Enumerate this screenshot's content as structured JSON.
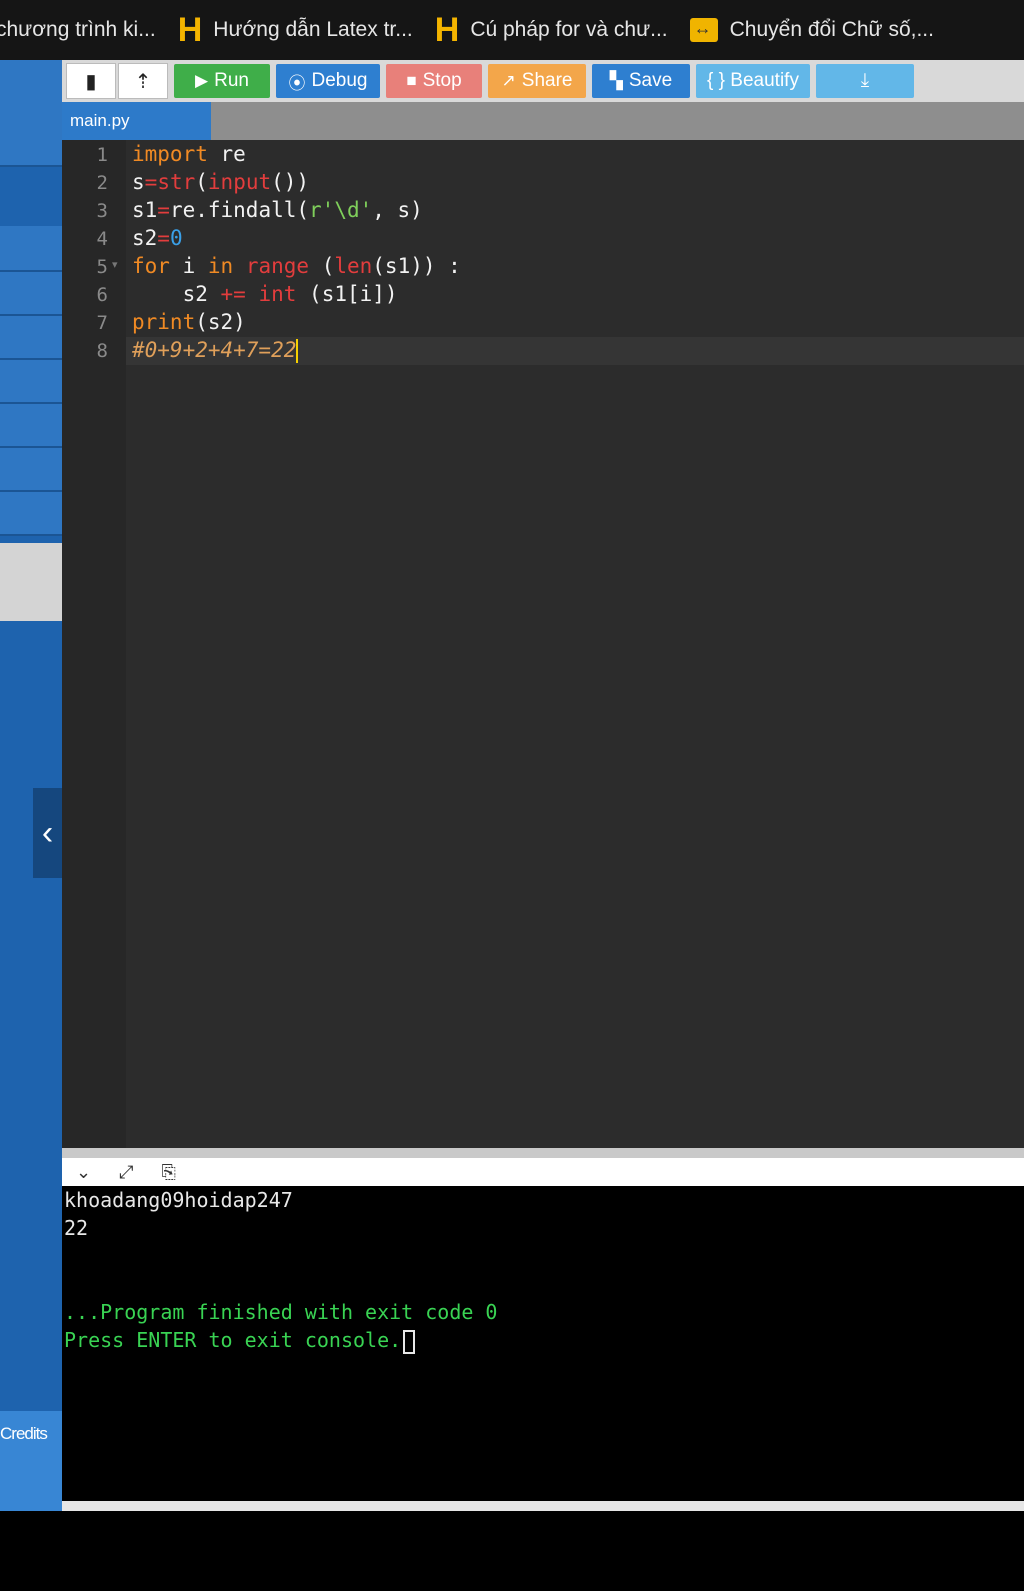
{
  "bookmarks": [
    {
      "label": "chương trình ki...",
      "icon": "none"
    },
    {
      "label": "Hướng dẫn Latex tr...",
      "icon": "hoidap-h-icon"
    },
    {
      "label": "Cú pháp for và chư...",
      "icon": "hoidap-h-icon"
    },
    {
      "label": "Chuyển đổi Chữ số,...",
      "icon": "converter-icon"
    }
  ],
  "toolbar": {
    "run": "Run",
    "debug": "Debug",
    "stop": "Stop",
    "share": "Share",
    "save": "Save",
    "beautify": "{ } Beautify"
  },
  "colors": {
    "run": "#3fae49",
    "debug": "#2e7fd0",
    "stop": "#e8807a",
    "share": "#f3a64a",
    "save": "#2e7fd0",
    "beautify": "#62b7e8",
    "download": "#62b7e8"
  },
  "tab": {
    "filename": "main.py"
  },
  "editor": {
    "line_numbers": [
      "1",
      "2",
      "3",
      "4",
      "5",
      "6",
      "7",
      "8"
    ]
  },
  "console": {
    "input_line": "khoadang09hoidap247",
    "output_line": "22",
    "finished": "...Program finished with exit code 0",
    "press_enter": "Press ENTER to exit console."
  },
  "sidebar": {
    "credits": "Credits"
  }
}
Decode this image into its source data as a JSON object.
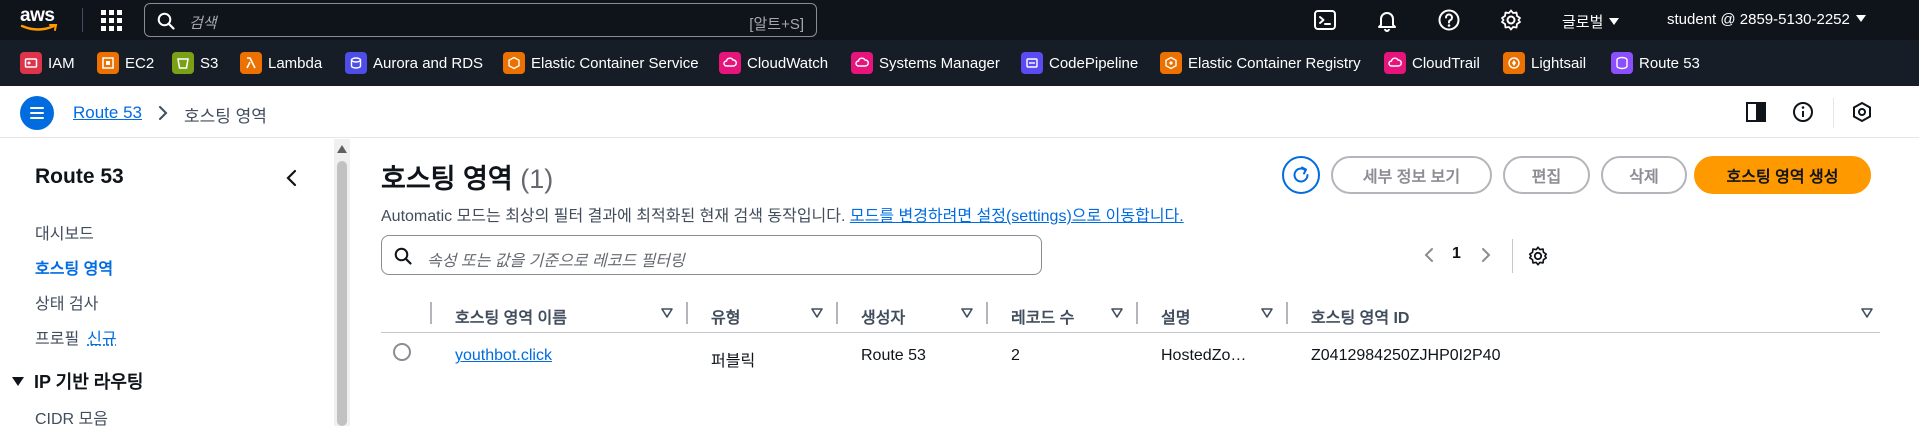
{
  "topnav": {
    "logo_text": "aws",
    "search_placeholder": "검색",
    "search_shortcut": "[알트+S]",
    "region_label": "글로벌",
    "account_label": "student @ 2859-5130-2252"
  },
  "favorites": [
    {
      "label": "IAM",
      "color": "#dd344c",
      "icon": "iam-icon"
    },
    {
      "label": "EC2",
      "color": "#ed7100",
      "icon": "ec2-icon"
    },
    {
      "label": "S3",
      "color": "#7aa116",
      "icon": "s3-icon"
    },
    {
      "label": "Lambda",
      "color": "#ed7100",
      "icon": "lambda-icon"
    },
    {
      "label": "Aurora and RDS",
      "color": "#4d4de8",
      "icon": "rds-icon"
    },
    {
      "label": "Elastic Container Service",
      "color": "#ed7100",
      "icon": "ecs-icon"
    },
    {
      "label": "CloudWatch",
      "color": "#e7157b",
      "icon": "cloudwatch-icon"
    },
    {
      "label": "Systems Manager",
      "color": "#e7157b",
      "icon": "systems-manager-icon"
    },
    {
      "label": "CodePipeline",
      "color": "#5a4cf2",
      "icon": "codepipeline-icon"
    },
    {
      "label": "Elastic Container Registry",
      "color": "#ed7100",
      "icon": "ecr-icon"
    },
    {
      "label": "CloudTrail",
      "color": "#e7157b",
      "icon": "cloudtrail-icon"
    },
    {
      "label": "Lightsail",
      "color": "#ed7100",
      "icon": "lightsail-icon"
    },
    {
      "label": "Route 53",
      "color": "#8c4fff",
      "icon": "route53-icon"
    }
  ],
  "breadcrumb": {
    "parent": "Route 53",
    "current": "호스팅 영역"
  },
  "sidebar": {
    "title": "Route 53",
    "items": [
      {
        "label": "대시보드"
      },
      {
        "label": "호스팅 영역"
      },
      {
        "label": "상태 검사"
      },
      {
        "label": "프로필",
        "badge": "신규"
      }
    ],
    "section": "IP 기반 라우팅",
    "sub_item": "CIDR 모음"
  },
  "main": {
    "title": "호스팅 영역",
    "count": "(1)",
    "description": "Automatic 모드는 최상의 필터 결과에 최적화된 현재 검색 동작입니다.",
    "description_link": "모드를 변경하려면 설정(settings)으로 이동합니다.",
    "buttons": {
      "details": "세부 정보 보기",
      "edit": "편집",
      "delete": "삭제",
      "create": "호스팅 영역 생성"
    },
    "filter_placeholder": "속성 또는 값을 기준으로 레코드 필터링",
    "page_number": "1"
  },
  "table": {
    "columns": [
      "호스팅 영역 이름",
      "유형",
      "생성자",
      "레코드 수",
      "설명",
      "호스팅 영역 ID"
    ],
    "rows": [
      {
        "name": "youthbot.click",
        "type": "퍼블릭",
        "created_by": "Route 53",
        "record_count": "2",
        "description": "HostedZo…",
        "id": "Z0412984250ZJHP0I2P40"
      }
    ]
  },
  "colors": {
    "topbar_bg": "#0f141a",
    "link_blue": "#006ce0",
    "primary_orange": "#ff9900"
  }
}
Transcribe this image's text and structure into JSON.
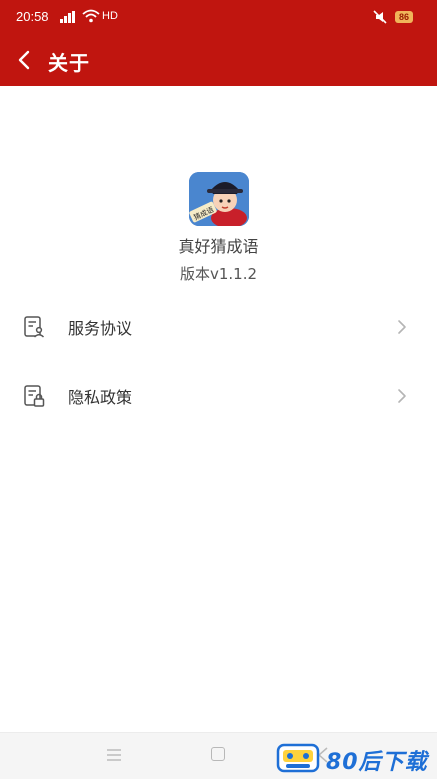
{
  "status_bar": {
    "time": "20:58",
    "network_label": "HD",
    "battery_level": "86",
    "icons": [
      "signal-icon",
      "wifi-icon",
      "mute-icon",
      "battery-icon"
    ]
  },
  "app_bar": {
    "back_icon": "chevron-left-icon",
    "title": "关于"
  },
  "app_info": {
    "icon_caption": "猜成语",
    "name": "真好猜成语",
    "version": "版本v1.1.2"
  },
  "menu": {
    "items": [
      {
        "label": "服务协议",
        "icon": "document-user-icon"
      },
      {
        "label": "隐私政策",
        "icon": "document-lock-icon"
      }
    ]
  },
  "nav_bar": {
    "icons": [
      "menu-icon",
      "home-icon",
      "back-icon"
    ]
  },
  "watermark": {
    "text": "80后下载"
  },
  "colors": {
    "primary": "#c0150f",
    "background": "#ffffff",
    "text": "#333333",
    "watermark": "#1e6fd6"
  }
}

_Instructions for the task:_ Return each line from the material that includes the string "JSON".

_Answer:_
Enumerate this screenshot's content as structured JSON.
Decode this image into its source data as a JSON object.
Transcribe this image's text and structure into JSON.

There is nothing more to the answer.